by Yijuan Ding, Jiaqin Mei, Yaru Chai, Wenjing Yang, Yi Mao, Baoqin Yan, Yang Yu, Joseph Onwusemu Disi, Kusum Rana, Jiana Li, Wei Qian

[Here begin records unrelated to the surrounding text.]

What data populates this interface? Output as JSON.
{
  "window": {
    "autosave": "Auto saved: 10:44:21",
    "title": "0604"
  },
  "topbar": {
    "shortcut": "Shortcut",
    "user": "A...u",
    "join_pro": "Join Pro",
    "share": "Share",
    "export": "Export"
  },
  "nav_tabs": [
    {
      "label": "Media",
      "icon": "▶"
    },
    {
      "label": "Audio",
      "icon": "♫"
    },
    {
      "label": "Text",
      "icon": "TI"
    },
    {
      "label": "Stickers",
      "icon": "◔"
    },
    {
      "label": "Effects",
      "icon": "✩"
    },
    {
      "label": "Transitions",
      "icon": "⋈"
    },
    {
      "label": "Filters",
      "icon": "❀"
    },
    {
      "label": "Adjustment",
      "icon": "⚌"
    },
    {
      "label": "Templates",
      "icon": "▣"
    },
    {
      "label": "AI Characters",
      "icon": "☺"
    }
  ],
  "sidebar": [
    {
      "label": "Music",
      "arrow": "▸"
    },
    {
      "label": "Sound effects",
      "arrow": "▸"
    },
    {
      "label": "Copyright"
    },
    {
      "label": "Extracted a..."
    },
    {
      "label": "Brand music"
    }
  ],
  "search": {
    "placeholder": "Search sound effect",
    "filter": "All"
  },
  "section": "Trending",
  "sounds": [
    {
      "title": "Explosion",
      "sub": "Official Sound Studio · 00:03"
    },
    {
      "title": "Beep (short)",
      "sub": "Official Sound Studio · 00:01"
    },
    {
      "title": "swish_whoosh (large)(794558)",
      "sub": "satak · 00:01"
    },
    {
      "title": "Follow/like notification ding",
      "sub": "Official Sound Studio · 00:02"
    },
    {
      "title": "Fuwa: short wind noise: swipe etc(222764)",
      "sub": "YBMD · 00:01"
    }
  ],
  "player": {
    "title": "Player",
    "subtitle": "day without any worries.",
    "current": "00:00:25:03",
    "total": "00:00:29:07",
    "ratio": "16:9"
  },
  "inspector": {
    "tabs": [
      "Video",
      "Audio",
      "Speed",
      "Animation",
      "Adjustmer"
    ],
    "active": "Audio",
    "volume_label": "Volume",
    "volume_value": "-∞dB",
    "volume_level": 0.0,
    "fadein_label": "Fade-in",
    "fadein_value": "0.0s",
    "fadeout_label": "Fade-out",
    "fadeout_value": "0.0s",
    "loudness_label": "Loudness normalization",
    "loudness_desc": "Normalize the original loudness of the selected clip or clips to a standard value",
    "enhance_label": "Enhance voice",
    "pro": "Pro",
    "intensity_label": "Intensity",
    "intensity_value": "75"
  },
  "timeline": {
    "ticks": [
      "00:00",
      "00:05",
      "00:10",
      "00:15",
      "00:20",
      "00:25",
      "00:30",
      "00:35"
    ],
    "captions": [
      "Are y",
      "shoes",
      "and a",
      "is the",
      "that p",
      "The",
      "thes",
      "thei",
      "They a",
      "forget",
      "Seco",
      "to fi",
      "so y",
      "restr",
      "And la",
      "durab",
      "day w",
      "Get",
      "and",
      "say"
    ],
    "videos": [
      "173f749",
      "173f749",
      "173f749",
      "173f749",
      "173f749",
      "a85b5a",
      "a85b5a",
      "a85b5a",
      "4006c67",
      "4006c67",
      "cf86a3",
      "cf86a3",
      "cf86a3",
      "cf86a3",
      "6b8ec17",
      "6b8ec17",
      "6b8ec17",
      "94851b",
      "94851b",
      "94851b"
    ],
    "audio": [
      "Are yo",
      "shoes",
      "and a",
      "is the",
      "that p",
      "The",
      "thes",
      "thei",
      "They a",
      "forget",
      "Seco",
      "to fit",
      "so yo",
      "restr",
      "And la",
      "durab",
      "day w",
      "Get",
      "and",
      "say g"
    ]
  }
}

Necrotrophic plant pathogen induces host reactive oxygen species (ROS) production, which leads to necrosis in the host, allowing the pathogen to absorb nutrients from the dead tissues. Sclerotinia sclerotiorum is a typical necrotrophic pathogen that causes Sclerotinia stem rot in more than 400 species, resulting in serious economic losses. Here, we found that three S. sclerotiorum genes involved in copper ion import/transport, SsCTR1, SsCCS and SsATX1, were significantly up-regulated during infection of Brassica oleracea. Function analysis revealed that these genes involved in fungal ROS detoxification and virulence. On the host side, four genes putatively involved in copper ion homeostasis, BolCCS, BolCCH, BolMT2A and BolDRT112, were significantly down-regulated in susceptible B. oleracea, but stably expressed in resistant B. oleracea during infection. Their homologs were found to promote resistance to S. sclerotiorum and increase antioxidant activity in Arabidopsis thaliana. Furthermore, copper concentration analysis indicated that copper flow from healthy area into the necrotic area during infection. A model was proposed that S. sclerotiorum utilizes host copper to detoxify ROS in its cells, whereas the resistant hosts may restrict the supply of essential copper nutrients to S. sclerotiorum by maintaining copper ion homeostasis during infection.